Items listed in a dataset:
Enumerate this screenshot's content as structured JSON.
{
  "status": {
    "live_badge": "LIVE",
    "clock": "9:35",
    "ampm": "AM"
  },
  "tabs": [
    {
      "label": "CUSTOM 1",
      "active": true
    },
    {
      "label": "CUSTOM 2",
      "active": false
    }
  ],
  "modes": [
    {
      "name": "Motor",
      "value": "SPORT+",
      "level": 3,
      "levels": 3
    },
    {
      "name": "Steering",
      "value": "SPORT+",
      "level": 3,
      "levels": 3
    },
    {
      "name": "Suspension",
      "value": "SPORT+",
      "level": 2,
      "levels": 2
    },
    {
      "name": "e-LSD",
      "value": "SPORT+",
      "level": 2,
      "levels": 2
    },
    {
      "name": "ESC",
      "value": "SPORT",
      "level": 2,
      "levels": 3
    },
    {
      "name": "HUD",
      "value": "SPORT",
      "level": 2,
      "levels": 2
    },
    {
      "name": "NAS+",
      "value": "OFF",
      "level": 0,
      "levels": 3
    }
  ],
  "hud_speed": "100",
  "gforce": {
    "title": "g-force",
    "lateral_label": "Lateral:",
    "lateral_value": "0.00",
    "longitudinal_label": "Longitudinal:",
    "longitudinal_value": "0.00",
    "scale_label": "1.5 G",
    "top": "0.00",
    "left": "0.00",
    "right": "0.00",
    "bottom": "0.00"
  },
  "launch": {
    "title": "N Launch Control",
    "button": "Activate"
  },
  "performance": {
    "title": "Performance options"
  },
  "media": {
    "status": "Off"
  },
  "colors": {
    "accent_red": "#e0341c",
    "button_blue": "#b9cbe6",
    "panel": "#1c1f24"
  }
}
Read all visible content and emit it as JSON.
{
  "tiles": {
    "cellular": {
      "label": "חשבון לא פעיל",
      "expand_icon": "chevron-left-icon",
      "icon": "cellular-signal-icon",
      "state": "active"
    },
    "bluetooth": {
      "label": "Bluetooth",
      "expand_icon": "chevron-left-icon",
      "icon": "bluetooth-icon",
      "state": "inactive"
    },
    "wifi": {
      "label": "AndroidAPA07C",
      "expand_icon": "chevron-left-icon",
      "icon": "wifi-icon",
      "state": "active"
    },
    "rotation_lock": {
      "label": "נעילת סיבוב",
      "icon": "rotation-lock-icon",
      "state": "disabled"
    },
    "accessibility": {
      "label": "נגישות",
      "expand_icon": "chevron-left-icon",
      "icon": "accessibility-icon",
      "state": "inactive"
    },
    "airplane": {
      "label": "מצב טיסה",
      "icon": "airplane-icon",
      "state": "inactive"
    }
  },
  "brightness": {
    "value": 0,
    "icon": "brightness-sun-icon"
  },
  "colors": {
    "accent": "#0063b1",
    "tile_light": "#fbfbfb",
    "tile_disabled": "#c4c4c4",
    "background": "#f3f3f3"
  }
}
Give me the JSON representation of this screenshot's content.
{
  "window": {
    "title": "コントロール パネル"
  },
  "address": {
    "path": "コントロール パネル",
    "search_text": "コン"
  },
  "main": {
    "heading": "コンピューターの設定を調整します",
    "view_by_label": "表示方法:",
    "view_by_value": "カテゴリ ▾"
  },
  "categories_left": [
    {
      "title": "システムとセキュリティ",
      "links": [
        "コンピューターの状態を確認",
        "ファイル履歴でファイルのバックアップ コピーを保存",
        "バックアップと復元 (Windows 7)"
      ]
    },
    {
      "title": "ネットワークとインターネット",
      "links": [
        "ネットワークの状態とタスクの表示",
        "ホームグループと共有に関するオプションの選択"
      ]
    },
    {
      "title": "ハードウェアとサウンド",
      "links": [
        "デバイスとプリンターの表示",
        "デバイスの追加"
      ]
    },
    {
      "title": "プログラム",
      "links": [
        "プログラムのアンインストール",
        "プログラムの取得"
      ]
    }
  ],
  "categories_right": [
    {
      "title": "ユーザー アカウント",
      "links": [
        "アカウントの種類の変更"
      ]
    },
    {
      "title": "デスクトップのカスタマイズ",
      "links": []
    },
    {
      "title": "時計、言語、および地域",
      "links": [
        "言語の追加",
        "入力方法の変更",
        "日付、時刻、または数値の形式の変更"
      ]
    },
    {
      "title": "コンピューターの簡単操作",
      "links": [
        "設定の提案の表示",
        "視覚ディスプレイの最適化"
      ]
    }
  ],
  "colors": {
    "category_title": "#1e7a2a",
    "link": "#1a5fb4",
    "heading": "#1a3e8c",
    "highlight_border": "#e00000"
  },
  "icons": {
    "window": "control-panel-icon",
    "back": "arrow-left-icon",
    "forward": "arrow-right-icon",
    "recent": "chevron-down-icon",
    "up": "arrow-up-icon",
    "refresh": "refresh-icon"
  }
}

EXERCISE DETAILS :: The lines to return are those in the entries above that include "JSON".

SOLVED PROBLEM ::
Enumerate this screenshot's content as structured JSON.
Read all visible content and emit it as JSON.
Give me the JSON representation of this screenshot's content.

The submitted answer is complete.